A True FOX Fan


Rick,

I am a native New Orleanian and I was so happy to discover you were reporting from our area this week. Thanks for venturing out and showing everyone how devastated our city is. Today, Oct. 15th, my family and I drove around the New Orleans neighborhoods and realized the pictures on television do not come close to showing the actual ruins. I found the area I know and love void of residents. I could not believe how you can drive for 30 or 40 blocks and only see a handful of people. I also want people to realize that we drove around for hours and as far as we could see in every direction and on every street for an untold number of miles we could not find a home or business that was without extensive damage ( wind, water, or both). Please continue to get the message out for our city and our residents that we need help and this city is very far from returning to normal.

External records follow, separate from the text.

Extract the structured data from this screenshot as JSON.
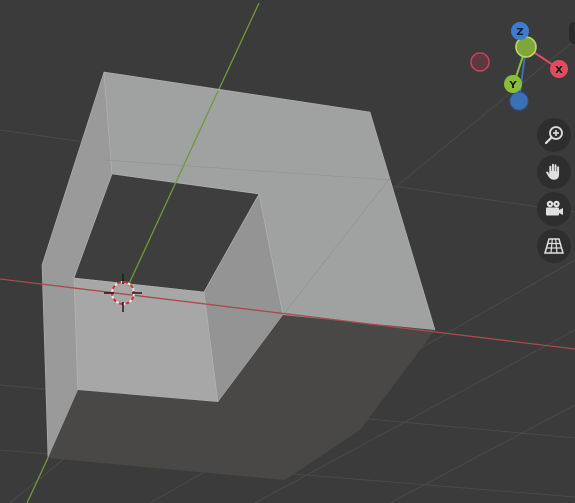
{
  "viewport": {
    "background": "#3b3b3b"
  },
  "gizmo": {
    "x_label": "X",
    "y_label": "Y",
    "z_label": "Z",
    "x_color": "#e04b5e",
    "y_color": "#8bbd3a",
    "z_color": "#3c7dd4",
    "neg_x_color": "#c64256",
    "neg_y_color": "#7fa63a",
    "neg_z_color": "#3a70b8"
  },
  "navigation": {
    "buttons": [
      {
        "name": "zoom-button",
        "icon": "zoom-icon"
      },
      {
        "name": "pan-button",
        "icon": "hand-icon"
      },
      {
        "name": "camera-view-button",
        "icon": "camera-icon"
      },
      {
        "name": "perspective-toggle-button",
        "icon": "grid-icon"
      }
    ]
  },
  "scene": {
    "object": "cube-with-cutout",
    "cursor": "3d-cursor"
  }
}
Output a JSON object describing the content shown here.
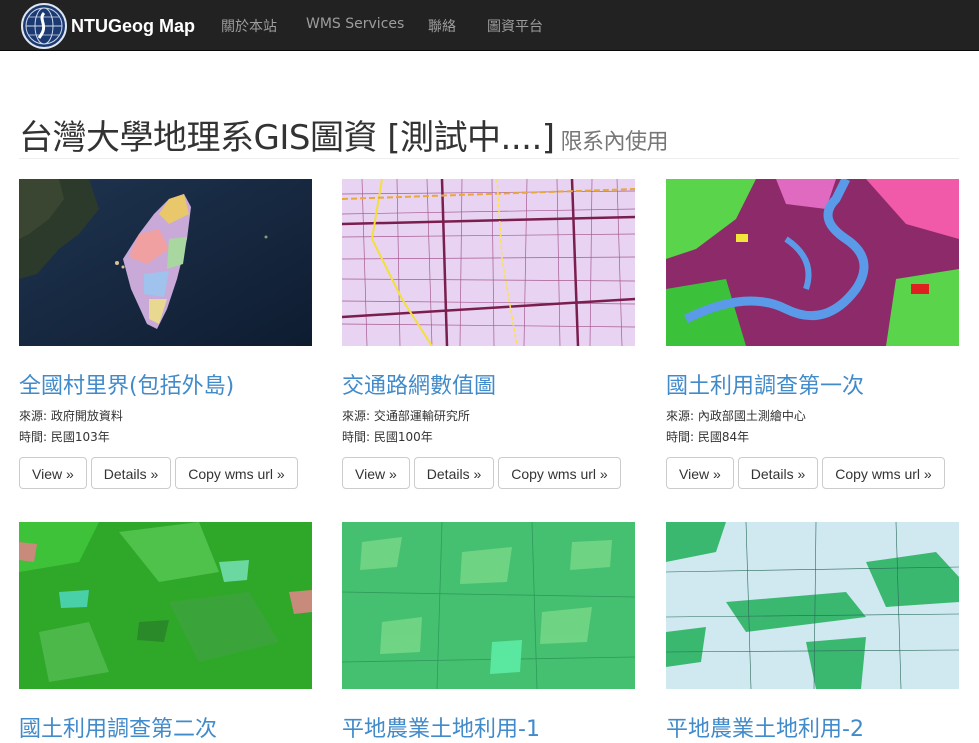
{
  "navbar": {
    "brand": "NTUGeog Map",
    "items": [
      "關於本站",
      "WMS Services",
      "聯絡",
      "圖資平台"
    ]
  },
  "header": {
    "title": "台灣大學地理系GIS圖資 [測試中....]",
    "subtitle": "限系內使用"
  },
  "cards": [
    {
      "title": "全國村里界(包括外島)",
      "source": "來源: 政府開放資料",
      "time": "時間: 民國103年",
      "thumb_icon": "taiwan-map-thumbnail"
    },
    {
      "title": "交通路網數值圖",
      "source": "來源: 交通部運輸研究所",
      "time": "時間: 民國100年",
      "thumb_icon": "road-network-thumbnail"
    },
    {
      "title": "國土利用調查第一次",
      "source": "來源: 內政部國土測繪中心",
      "time": "時間: 民國84年",
      "thumb_icon": "landuse-thumbnail"
    },
    {
      "title": "國土利用調查第二次",
      "thumb_icon": "landuse-2-thumbnail"
    },
    {
      "title": "平地農業土地利用-1",
      "thumb_icon": "farmland-1-thumbnail"
    },
    {
      "title": "平地農業土地利用-2",
      "thumb_icon": "farmland-2-thumbnail"
    }
  ],
  "buttons": {
    "view": "View »",
    "details": "Details »",
    "copy": "Copy wms url »"
  },
  "colors": {
    "navbar": "#222222",
    "link": "#428bca",
    "nav_text": "#9d9d9d"
  }
}
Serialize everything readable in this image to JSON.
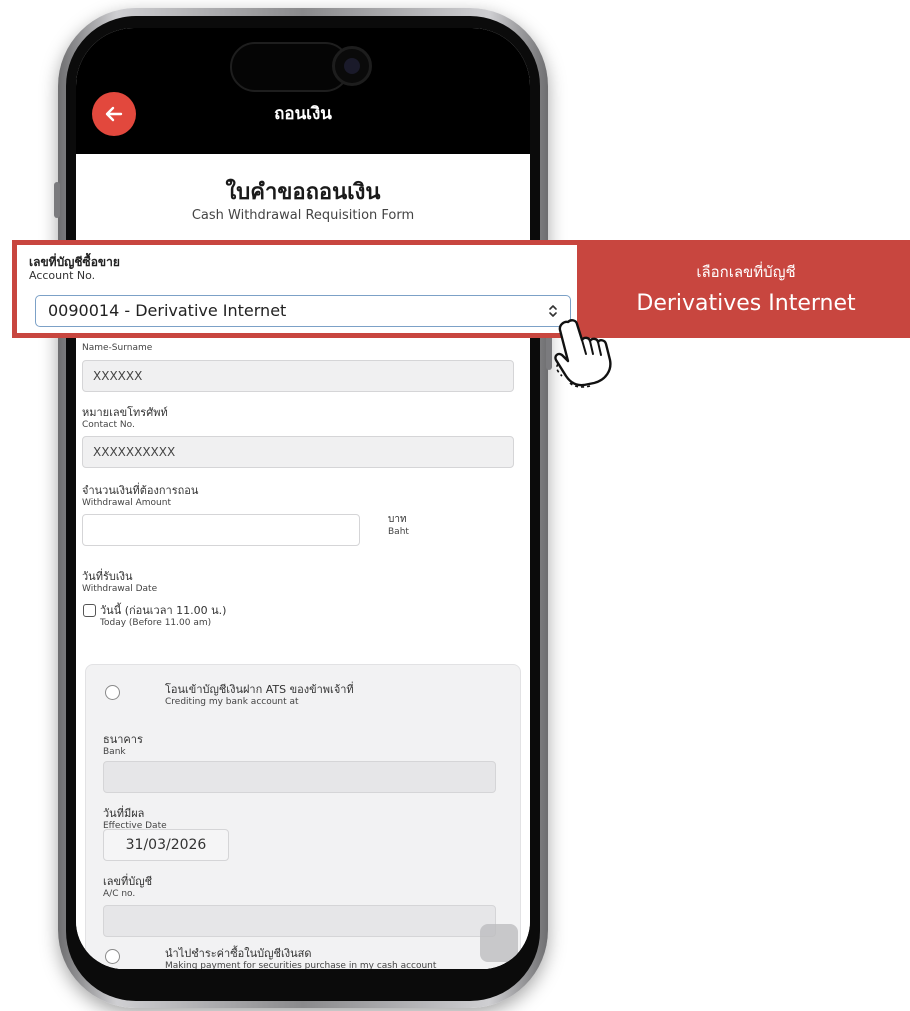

A sincere thanks to FNC and you for all your help.

Stacie


Rick,

I enjoy watching the FOX News Channel and especially enjoy your reporting. Keep up the good job and the natural style that comes across as you report the news.

Claudia


Rick

Saw you reporting from the 9th Ward in New Orleans the last couple of days, and I wanted to thank you for the important work that you are doing getting this story out. Considering the circumstances there, your strength is inspiring while doing a job that cannot be easy by any means.

Stay safe and be well, Rick. And thank you again.

Lisa
New York

Rick,

Thank you. You keep all of us from forgetting about the hurricane victims. The way the news changes daily it is so easy to move on to the next topic. Your job must be very gratifying. Stay safe.

Bobbie


Hey Rick,

I know it must be very difficult and depressing to be there in New Orleans right now. I hate the phrase, "Keep your chin up." It's so cliche and doesn't seem to be expressive enough. But then after the past month and a half, no words of encouragement seem to be sufficient anymore.

I just know that you're being there in the 9th helped some of those people yesterday. So, for lack of any other words, stay strong.....for them.

Nikki
Salem, MA

Hey Rick,

Really appreciate the job you do and the honesty you bring to the trade. Far too many just don't get it. Working for FNC must give you a sense of worth and satisfaction. I hope you and the other FNC folks will soon start to show how the recovery is coming in regards to utilities, roads, debris removal, portable housing etc.. Keep up the VERY GOOD work.

Ray
Haines City, Fl

PS. Having gone through three hurricanes last year where we live it will be most interesting to watch the clean up and recovery in comparison.


Hi Rick,

Great job by FNC reporters on the hurricane coverage and the follow up on the aftermath! Amazing how you guys risked life&limb standing out there in those weather conditions. It's important to know how the region is doing and to let the people of that region know that we haven't forgotten them.

Maria
Massachusetts


Rick,

Your compassion for the plight of the residents of Biloxi and that area was so heartfelt. Images of your reporting are vivid…I can still see you trying to talk to the New Yorkers as they were running down the streets prior to the towers falling on 9/11. Please don’t ever leave Fox. You are one of its life lines.

Susie


Great job. Thanks for the info from Lake Charles as we have family there and your presence there gave an indication how things there were.

We all know by now what the wind and rain is all about so you guys could come indoors to report the next one. Ha!

Steve